"We think of headlines we'd like to see, and try to make those headlines happen," Bichelbuam said last night. "If it can be summed up in a headline, it's probably a good idea."
Bichlbaum said the ultimate goal of any good political prank is to get your target to react, as U.S. Chamber of Commerce officials famously did when Bichlbaum called a press conference on their behalf announcing the Chamber had dropped its opposition to climate change legislation. A bona fide representative from the Chamber of Commerce showed up, resulting in a hilarious standoff in which both men attempted to indignantly assert their credentials.
"We got an extra two days of press out of that guy," Bichlbaum laughed. "If we had been in cahoots with him, we couldn't have gotten a better result."
While the Yes Men are absurd and funny, their work has also gotten real results. Soon after their Chamber of Commerce stunt, the Chamber retracted its opposition to climate change legislation. When the Yes Men made a fake ad campaign mirroring Chevron's disingenuous outrage at the BP oil spill, Chevron's stock plummeted.

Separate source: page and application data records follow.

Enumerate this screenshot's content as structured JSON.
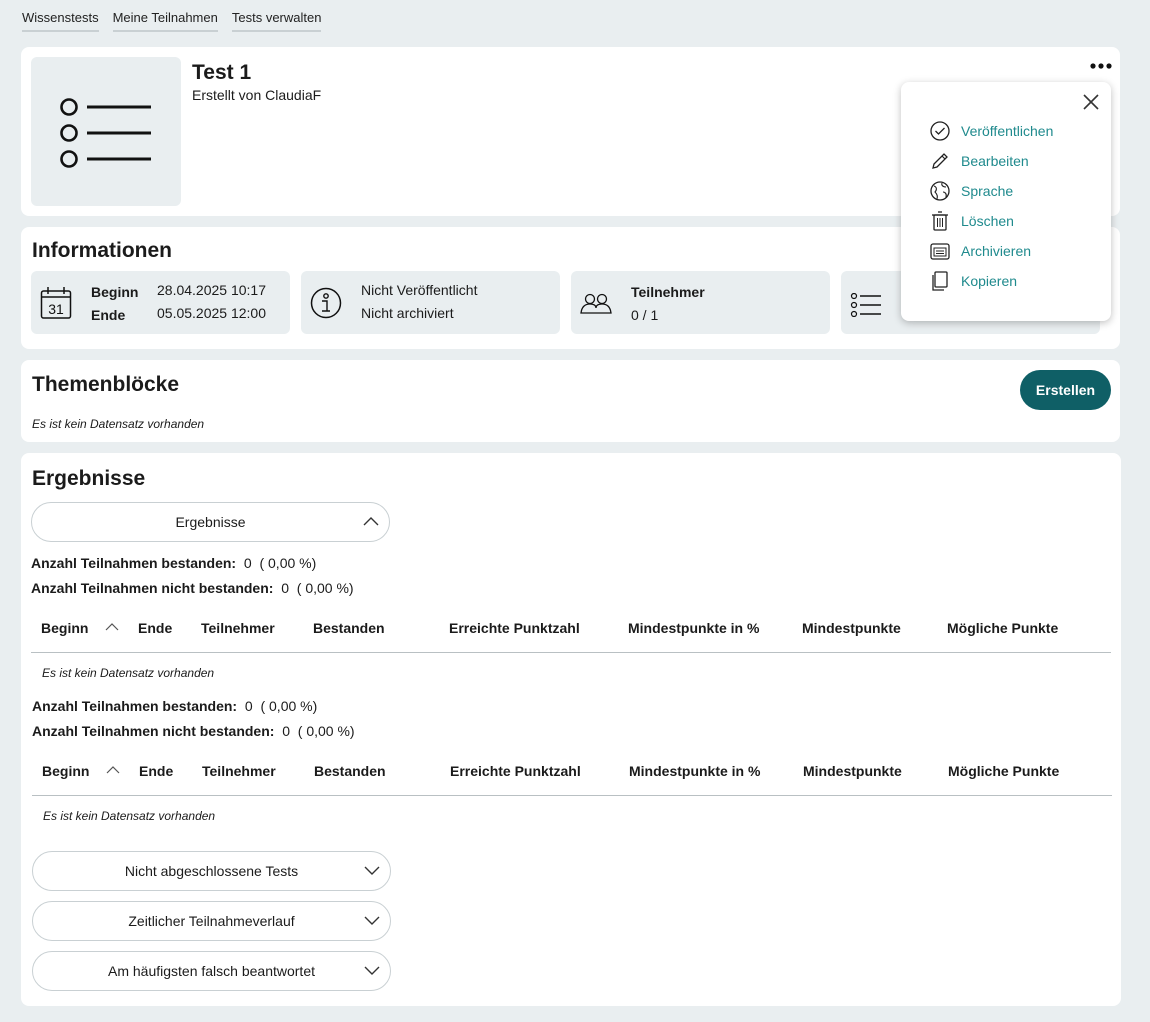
{
  "nav": [
    "Wissenstests",
    "Meine Teilnahmen",
    "Tests verwalten"
  ],
  "header": {
    "title": "Test 1",
    "author": "Erstellt von ClaudiaF",
    "thumbnail_icon": "list-icon",
    "more_icon": "more-horizontal-icon"
  },
  "menu": {
    "items": [
      {
        "label": "Veröffentlichen",
        "icon": "check-circle-icon"
      },
      {
        "label": "Bearbeiten",
        "icon": "pencil-icon"
      },
      {
        "label": "Sprache",
        "icon": "globe-icon"
      },
      {
        "label": "Löschen",
        "icon": "trash-icon"
      },
      {
        "label": "Archivieren",
        "icon": "archive-icon"
      },
      {
        "label": "Kopieren",
        "icon": "copy-icon"
      }
    ],
    "accent": "#1f8a8d"
  },
  "info": {
    "title": "Informationen",
    "begin_label": "Beginn",
    "end_label": "Ende",
    "begin_value": "28.04.2025 10:17",
    "end_value": "05.05.2025 12:00",
    "calendar_day": "31",
    "status_published": "Nicht Veröffentlicht",
    "status_archived": "Nicht archiviert",
    "participants_label": "Teilnehmer",
    "participants_value": "0 / 1"
  },
  "blocks": {
    "title": "Themenblöcke",
    "create_label": "Erstellen",
    "empty": "Es ist kein Datensatz vorhanden",
    "button_color": "#0f5f66"
  },
  "results": {
    "title": "Ergebnisse",
    "accordion_label": "Ergebnisse",
    "passed_label": "Anzahl Teilnahmen bestanden:",
    "passed_value": "0",
    "passed_pct": "( 0,00 %)",
    "failed_label": "Anzahl Teilnahmen nicht bestanden:",
    "failed_value": "0",
    "failed_pct": "( 0,00 %)",
    "columns": [
      "Beginn",
      "Ende",
      "Teilnehmer",
      "Bestanden",
      "Erreichte Punktzahl",
      "Mindestpunkte in %",
      "Mindestpunkte",
      "Mögliche Punkte"
    ],
    "empty": "Es ist kein Datensatz vorhanden",
    "accordions": [
      "Nicht abgeschlossene Tests",
      "Zeitlicher Teilnahmeverlauf",
      "Am häufigsten falsch beantwortet"
    ]
  }
}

Perhaps their crowning achievement was when Bichlbaum and his crew took on General Electric, which in the middle of the recession received a $3.2-billion tax credit from the U.S. government. In April the Yes Men faked a release about GE donating the money back to the U.S. treasury. An Associated Press reporter tweeted it and it got picked up by other sources, forcing GE into a flurry of denials. The company's stock temporarily fell more than $3.7 billion.

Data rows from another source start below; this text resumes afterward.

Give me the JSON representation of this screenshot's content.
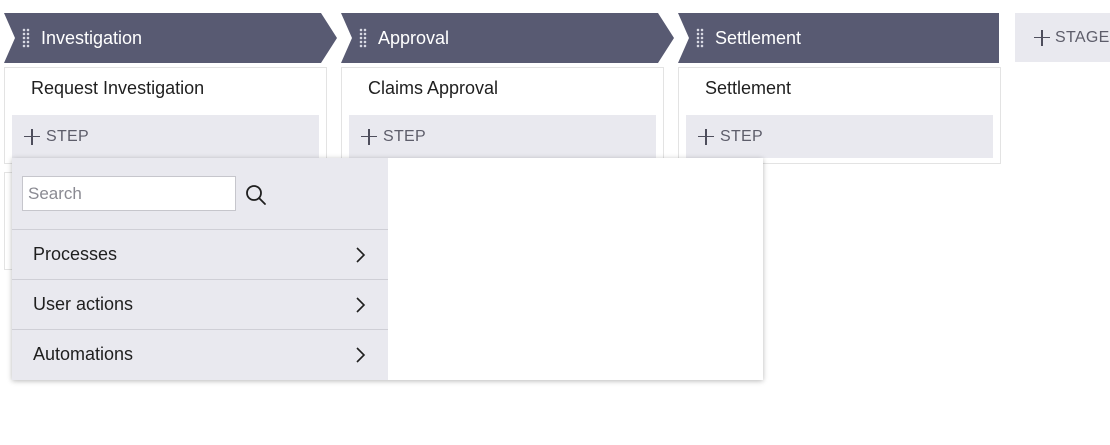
{
  "stages": [
    {
      "title": "Investigation",
      "step": "Request Investigation",
      "add_step": "STEP"
    },
    {
      "title": "Approval",
      "step": "Claims Approval",
      "add_step": "STEP"
    },
    {
      "title": "Settlement",
      "step": "Settlement",
      "add_step": "STEP"
    }
  ],
  "add_stage_label": "STAGE",
  "popover": {
    "search_placeholder": "Search",
    "search_value": "",
    "items": [
      {
        "label": "Processes",
        "icon": "chevron-right-icon"
      },
      {
        "label": "User actions",
        "icon": "chevron-right-icon"
      },
      {
        "label": "Automations",
        "icon": "chevron-right-icon"
      }
    ]
  },
  "colors": {
    "stage_header": "#585a72",
    "panel_gray": "#e9e9ef",
    "text": "#1f1f1f"
  }
}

The Yes Men have clearly benefited from our 24-hour news cycle, in which stories move at an alarming speed and fact checking is a rapidly dying art. Still, Bichlbaum says his work isn't about spreading lies, it's about holding up a mirror to the ways corporations and governments manipulate us.
"We're not about spreading misinformation," he said. "But there is a multi-billion dollar industry that is, and it's called public relations. If we can do this [with so little money], imagine what they're doing to the public."
If there is a way to spot a Yes Men hoax, it's probably that the headline is too good to be true. Harper fighting climate change? GE showing corporate responsibility? Wait a second, that's not the world we live in. You laugh, and then you get angry. That's the brilliance of these guys.
Many in the audience were contemplating taking some action of their own (someone raised the prospect of "Harper Awareness Month"), but some were clearly skittish at the potentially negative legal ramifications. But Bichlbaum assured them there's no such thing as a bad lawsuit, and most companies recognize legal action will only compound their PR problem. For all the shit they've pulled, the Yes Men have only been sued once, and that was for impersonating the Chamber of Commerce. Bichlbaum's confident the suit will be thrown out.
"Usually, they're not going to stir the pot. When people are already laughing at them, if they come after you it makes them look worse. They can't win at that point," he said.